        val_bool BOOLEAN, val_double DOUBLE, val_long1 LONG, val_long2 LONG,
        val_text STRING, val_geo STRING COMMENT "geo stored in string format"
        )
        USING tablestore
        OPTIONS(
        endpoint="https://sparksearchtest.cn-hangzhou.vpc.tablestore.aliyuncs.com",
        access.key.id="",
        access.key.secret="",
        instance.name="sparksearchtest",
        table.name="geo_table",
        search.index.name="geo_table_index",
        max.split.count=64,
        push.down.range.long = false,
        push.down.range.string = false
        );
  3. Perform queries by using SQL statements

    The following section provides examples on SQL queries to address different query needs:

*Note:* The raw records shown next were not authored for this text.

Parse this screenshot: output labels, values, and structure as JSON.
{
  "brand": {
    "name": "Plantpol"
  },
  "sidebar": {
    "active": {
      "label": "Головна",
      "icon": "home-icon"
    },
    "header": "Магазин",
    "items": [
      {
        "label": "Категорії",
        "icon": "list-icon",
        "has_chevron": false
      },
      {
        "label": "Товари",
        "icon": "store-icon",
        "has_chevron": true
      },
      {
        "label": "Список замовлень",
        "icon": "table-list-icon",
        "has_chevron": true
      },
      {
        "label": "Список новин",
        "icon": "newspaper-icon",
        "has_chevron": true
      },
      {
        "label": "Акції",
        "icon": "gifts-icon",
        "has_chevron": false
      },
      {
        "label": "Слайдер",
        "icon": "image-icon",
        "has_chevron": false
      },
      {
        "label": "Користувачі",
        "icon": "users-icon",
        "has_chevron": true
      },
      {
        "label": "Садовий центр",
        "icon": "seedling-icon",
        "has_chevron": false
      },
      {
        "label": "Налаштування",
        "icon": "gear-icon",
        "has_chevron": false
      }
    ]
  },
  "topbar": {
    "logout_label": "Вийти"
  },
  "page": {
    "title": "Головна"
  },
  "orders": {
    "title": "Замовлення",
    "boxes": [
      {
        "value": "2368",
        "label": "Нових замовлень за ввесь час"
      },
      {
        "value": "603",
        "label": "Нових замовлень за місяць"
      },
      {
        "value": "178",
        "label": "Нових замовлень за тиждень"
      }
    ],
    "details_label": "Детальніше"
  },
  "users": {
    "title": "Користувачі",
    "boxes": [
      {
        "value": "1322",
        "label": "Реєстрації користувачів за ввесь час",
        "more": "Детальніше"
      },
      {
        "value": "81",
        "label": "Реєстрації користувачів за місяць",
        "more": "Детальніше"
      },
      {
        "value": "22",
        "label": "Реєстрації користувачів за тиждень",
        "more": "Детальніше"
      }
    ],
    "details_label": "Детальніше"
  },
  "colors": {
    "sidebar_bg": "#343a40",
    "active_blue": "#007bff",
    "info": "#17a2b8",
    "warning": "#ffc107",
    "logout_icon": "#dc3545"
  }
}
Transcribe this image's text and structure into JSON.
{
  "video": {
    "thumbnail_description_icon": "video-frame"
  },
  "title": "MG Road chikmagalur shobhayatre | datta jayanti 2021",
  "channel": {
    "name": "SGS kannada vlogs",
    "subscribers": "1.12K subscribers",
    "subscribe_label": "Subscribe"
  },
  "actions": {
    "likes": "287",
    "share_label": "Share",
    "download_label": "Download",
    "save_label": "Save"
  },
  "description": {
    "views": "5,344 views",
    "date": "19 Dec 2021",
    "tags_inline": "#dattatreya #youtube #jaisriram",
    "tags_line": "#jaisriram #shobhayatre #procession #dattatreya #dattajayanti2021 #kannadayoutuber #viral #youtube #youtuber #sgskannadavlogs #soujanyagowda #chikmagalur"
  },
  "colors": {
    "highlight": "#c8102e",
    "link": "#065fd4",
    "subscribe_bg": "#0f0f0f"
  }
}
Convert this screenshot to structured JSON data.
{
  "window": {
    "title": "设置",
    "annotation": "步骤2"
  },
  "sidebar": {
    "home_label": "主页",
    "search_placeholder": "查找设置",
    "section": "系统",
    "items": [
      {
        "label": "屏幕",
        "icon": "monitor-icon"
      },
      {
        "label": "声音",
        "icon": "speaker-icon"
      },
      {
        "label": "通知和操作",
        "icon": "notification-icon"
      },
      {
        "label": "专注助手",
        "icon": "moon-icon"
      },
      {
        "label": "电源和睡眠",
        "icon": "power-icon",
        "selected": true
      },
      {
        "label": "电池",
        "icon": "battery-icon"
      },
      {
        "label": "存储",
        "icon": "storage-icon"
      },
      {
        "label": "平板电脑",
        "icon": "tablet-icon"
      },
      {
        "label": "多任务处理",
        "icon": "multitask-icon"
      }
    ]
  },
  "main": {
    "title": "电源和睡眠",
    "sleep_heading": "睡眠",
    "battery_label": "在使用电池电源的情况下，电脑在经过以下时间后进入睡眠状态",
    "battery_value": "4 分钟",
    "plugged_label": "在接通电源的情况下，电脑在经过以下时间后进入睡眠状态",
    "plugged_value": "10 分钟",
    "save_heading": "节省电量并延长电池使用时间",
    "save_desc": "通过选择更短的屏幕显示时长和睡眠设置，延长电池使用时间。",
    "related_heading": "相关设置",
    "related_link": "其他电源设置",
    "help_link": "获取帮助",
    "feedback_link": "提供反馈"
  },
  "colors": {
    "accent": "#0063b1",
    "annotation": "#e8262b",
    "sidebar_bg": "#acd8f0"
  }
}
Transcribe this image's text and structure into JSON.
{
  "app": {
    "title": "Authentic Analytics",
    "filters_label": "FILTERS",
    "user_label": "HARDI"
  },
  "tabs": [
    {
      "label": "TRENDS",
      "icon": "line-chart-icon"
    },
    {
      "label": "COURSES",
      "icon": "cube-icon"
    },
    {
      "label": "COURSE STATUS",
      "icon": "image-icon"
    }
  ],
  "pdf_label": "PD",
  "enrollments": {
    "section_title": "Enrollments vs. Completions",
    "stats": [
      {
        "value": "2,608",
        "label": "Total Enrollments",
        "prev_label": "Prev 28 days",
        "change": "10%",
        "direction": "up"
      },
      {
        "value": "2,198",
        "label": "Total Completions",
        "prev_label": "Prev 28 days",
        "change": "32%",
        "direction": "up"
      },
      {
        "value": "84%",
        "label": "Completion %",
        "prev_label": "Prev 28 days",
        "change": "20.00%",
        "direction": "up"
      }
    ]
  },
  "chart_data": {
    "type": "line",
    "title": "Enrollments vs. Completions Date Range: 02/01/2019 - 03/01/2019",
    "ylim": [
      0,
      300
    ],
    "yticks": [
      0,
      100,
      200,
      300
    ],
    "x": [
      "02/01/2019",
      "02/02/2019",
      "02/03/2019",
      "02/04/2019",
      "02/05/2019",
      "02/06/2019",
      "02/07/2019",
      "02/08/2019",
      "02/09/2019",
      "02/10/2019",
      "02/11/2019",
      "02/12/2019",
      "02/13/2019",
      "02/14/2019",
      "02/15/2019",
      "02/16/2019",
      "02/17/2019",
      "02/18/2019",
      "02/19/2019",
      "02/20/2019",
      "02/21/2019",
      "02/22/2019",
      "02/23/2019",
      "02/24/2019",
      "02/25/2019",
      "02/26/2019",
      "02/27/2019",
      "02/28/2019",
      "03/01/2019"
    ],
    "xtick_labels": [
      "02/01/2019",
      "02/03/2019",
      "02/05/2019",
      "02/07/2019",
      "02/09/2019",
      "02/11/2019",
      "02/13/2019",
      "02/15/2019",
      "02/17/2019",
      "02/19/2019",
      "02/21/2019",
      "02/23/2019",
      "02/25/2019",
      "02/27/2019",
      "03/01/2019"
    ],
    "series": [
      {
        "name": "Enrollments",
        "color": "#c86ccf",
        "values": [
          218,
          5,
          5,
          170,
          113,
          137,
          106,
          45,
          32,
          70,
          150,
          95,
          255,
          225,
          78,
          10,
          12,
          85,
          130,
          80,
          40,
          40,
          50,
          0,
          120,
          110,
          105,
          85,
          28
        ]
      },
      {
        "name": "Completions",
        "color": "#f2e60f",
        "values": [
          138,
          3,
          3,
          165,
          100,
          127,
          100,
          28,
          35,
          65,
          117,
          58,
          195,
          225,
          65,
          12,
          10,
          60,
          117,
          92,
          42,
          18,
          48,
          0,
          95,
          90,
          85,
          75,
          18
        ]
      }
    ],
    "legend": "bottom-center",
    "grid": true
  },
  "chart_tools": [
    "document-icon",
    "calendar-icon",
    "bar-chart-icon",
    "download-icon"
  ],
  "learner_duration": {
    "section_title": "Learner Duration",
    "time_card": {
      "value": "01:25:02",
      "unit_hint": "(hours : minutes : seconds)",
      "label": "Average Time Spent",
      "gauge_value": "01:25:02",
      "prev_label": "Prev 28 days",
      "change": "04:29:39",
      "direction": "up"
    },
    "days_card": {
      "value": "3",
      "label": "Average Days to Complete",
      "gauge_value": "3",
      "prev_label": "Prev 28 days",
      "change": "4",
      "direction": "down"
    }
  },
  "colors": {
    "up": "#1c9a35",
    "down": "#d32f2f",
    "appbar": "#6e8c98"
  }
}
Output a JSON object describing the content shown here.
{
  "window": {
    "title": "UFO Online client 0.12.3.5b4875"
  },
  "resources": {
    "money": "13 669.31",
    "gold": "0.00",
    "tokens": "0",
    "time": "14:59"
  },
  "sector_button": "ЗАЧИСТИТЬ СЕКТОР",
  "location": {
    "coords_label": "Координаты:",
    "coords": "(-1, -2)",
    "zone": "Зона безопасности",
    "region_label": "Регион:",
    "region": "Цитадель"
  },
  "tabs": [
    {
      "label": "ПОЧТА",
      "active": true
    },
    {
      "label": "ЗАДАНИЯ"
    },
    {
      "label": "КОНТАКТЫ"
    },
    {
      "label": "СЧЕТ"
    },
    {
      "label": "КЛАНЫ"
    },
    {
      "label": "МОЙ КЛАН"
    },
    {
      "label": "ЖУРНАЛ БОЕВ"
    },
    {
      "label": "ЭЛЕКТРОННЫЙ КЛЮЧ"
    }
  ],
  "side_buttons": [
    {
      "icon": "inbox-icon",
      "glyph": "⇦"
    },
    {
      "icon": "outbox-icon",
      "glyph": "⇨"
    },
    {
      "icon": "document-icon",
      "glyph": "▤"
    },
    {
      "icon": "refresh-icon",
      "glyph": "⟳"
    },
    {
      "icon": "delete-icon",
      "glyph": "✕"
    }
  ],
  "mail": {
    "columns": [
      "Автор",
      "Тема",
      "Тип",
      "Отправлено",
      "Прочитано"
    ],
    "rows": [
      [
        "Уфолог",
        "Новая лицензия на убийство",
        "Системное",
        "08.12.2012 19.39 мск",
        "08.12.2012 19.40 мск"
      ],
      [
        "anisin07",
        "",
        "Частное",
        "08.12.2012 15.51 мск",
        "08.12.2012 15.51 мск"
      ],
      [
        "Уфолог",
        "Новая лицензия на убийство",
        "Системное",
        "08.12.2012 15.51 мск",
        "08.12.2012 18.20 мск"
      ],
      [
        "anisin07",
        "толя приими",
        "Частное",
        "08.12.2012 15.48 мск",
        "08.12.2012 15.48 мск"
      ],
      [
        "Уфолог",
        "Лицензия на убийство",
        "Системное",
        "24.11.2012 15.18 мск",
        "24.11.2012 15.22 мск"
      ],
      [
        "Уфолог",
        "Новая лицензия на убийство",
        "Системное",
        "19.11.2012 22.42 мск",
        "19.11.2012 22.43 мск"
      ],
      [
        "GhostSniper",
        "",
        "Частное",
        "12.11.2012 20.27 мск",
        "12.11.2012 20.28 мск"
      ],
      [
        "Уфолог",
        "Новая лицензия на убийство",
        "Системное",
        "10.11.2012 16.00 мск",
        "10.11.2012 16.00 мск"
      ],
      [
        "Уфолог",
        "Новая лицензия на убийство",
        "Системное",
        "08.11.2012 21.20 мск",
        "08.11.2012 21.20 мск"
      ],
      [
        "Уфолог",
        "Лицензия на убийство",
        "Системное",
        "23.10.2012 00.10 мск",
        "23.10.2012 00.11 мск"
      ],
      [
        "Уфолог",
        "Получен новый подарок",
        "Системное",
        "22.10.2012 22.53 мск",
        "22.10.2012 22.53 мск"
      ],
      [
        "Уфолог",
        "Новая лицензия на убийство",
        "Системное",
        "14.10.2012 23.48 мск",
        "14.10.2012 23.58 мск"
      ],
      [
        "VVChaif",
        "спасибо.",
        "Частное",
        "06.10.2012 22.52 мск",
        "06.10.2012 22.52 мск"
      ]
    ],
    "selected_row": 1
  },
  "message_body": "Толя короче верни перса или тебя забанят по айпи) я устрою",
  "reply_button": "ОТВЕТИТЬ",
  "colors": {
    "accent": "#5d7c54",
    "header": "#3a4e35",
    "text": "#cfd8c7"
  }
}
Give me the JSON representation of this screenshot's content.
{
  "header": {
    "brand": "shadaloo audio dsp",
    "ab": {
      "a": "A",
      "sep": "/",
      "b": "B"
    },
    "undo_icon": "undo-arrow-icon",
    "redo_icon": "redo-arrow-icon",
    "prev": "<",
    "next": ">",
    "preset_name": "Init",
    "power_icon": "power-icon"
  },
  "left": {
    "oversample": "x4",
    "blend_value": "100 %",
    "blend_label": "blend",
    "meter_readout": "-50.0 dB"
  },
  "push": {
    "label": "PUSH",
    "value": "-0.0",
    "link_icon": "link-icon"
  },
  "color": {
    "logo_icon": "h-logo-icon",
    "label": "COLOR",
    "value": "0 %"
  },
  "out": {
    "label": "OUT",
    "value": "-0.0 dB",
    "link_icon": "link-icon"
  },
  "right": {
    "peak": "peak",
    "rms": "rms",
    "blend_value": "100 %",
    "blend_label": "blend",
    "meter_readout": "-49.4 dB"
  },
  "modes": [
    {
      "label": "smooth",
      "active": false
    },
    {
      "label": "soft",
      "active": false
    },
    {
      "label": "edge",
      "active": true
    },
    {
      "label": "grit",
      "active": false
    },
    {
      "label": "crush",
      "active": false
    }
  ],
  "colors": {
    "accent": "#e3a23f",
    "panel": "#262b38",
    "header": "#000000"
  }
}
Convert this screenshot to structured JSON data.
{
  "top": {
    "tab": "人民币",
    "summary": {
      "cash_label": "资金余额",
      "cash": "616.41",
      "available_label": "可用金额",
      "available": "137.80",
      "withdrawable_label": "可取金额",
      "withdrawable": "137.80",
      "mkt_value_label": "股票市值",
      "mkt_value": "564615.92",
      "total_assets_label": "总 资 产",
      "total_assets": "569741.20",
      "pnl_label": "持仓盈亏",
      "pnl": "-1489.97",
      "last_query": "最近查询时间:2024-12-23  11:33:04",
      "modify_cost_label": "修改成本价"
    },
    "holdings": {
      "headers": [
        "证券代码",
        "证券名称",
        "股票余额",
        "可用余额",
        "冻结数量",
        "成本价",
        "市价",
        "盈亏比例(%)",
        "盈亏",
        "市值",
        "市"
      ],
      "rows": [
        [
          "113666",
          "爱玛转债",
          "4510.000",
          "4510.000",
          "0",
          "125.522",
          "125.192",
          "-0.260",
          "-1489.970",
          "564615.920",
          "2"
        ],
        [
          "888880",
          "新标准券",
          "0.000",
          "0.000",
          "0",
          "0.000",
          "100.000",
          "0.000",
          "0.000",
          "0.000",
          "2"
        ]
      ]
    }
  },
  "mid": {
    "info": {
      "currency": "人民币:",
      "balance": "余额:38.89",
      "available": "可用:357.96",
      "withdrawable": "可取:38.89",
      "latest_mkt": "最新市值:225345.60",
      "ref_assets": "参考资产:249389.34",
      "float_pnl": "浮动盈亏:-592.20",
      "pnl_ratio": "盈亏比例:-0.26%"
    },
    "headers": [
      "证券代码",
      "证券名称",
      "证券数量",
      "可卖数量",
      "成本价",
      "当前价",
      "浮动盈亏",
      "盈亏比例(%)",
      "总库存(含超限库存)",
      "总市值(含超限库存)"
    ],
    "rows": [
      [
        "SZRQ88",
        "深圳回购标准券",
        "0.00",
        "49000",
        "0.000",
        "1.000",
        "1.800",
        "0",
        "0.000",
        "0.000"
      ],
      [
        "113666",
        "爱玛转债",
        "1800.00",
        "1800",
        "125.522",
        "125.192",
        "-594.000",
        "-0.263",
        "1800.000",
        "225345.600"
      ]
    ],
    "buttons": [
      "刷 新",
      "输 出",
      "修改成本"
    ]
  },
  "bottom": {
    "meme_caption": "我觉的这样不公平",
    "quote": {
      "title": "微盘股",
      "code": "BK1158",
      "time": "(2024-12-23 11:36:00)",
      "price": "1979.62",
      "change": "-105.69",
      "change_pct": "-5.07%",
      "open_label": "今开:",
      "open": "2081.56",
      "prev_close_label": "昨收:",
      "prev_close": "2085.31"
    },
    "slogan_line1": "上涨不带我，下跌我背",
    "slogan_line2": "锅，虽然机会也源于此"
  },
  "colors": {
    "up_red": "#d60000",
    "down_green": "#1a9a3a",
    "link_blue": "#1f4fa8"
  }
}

    • Full table query by using the search index

      • SQL statement: SELECT COUNT(*) FROM geo_table;

      • Total time taken: Number of data for testing: 208,912,382. Number of concurrent tasks by using parallel scan: 64. Actual time: 165.208s. Average QPS: 1,264,500.

        208912382
        Time taken: 165.208 seconds, Fetched 1 row(s)
        20/06/29 20:55:11 INFO [main] SparkSQLCLIDriver: Time taken: 165.208 seconds, Fetched 1 row(s)
    • Boolean query

      • SQL statement: SELECT val_long1, val_long2, val_keyword1, val_double FROM geo_table WHERE (val_long1 > 17183057 AND val_long1 < 27183057) AND (val_long2 > 1000 AND val_long2 < 5000) LIMIT 100;

      • Total time taken: Actual duration: 2.728s. Spark pushes the Projection column and Filter to the search index, which accelerates query efficiency.

        21423964        4017    aaa     2501.9901650365096
        21962236        2322    eio     2775.9021545044116
        Time taken: 2.894 seconds, Fetched 100 row(s)
        20/06/30 18:51:24 INFO [main] SparkSQLCLIDriver: Time taken: 2.894 second
    • Geo query

      Geo query includes the following query types: geo-distance query, geo-bounding box query, and geo-polygon query. In the example, val_geo indicates the name of the GEOPOINT field. The coordinate pair of a geographical location is in the format of "latitude,longitude".

      • Geo-distance query

        Syntax: val_geo = '{"centerPoint":"the coordinate pair of the central point", "distanceInMeter": the distance from the central point'}'

        SQL statement: SELECT COUNT(*) FROM geo_table WHERE val_geo = '{"centerPoint":"6.530045901643962,9.05358919674954", "distanceInMeter": 3000.0}';

      • Geo-bounding box query

        Syntax: val_geo = '{"topLeft":"the coordinate of the top-left corner in the rectangular area", "bottomRight": "the coordinate of the bottom-right corner in the rectangular area"}'

        SQL statement: SELECT COUNT(*) FROM geo_table WHERE val_geo = '{"topLeft":"6.257664116603074,9.1595116589601", "bottomRight": "6.153593333442616,9.25968497923747"}';

      • Geo-polygon query

        Syntax: val_geo = '{"points":["Coordinate Pair 1", "Coordinate Pair 2", .... "Coordinate Pair n-1", "Coordinate Pair n"]}'

        SQL statement: SELECT COUNT(*) FROM geo_table WHERE val_geo = '{"points":["6.530045901643962,9.05358919674954", "6.257664116603074,9.1595116589601", "6.160393397574926,9.256517839929597", "6.16043846779313,9.257192872563525"]}';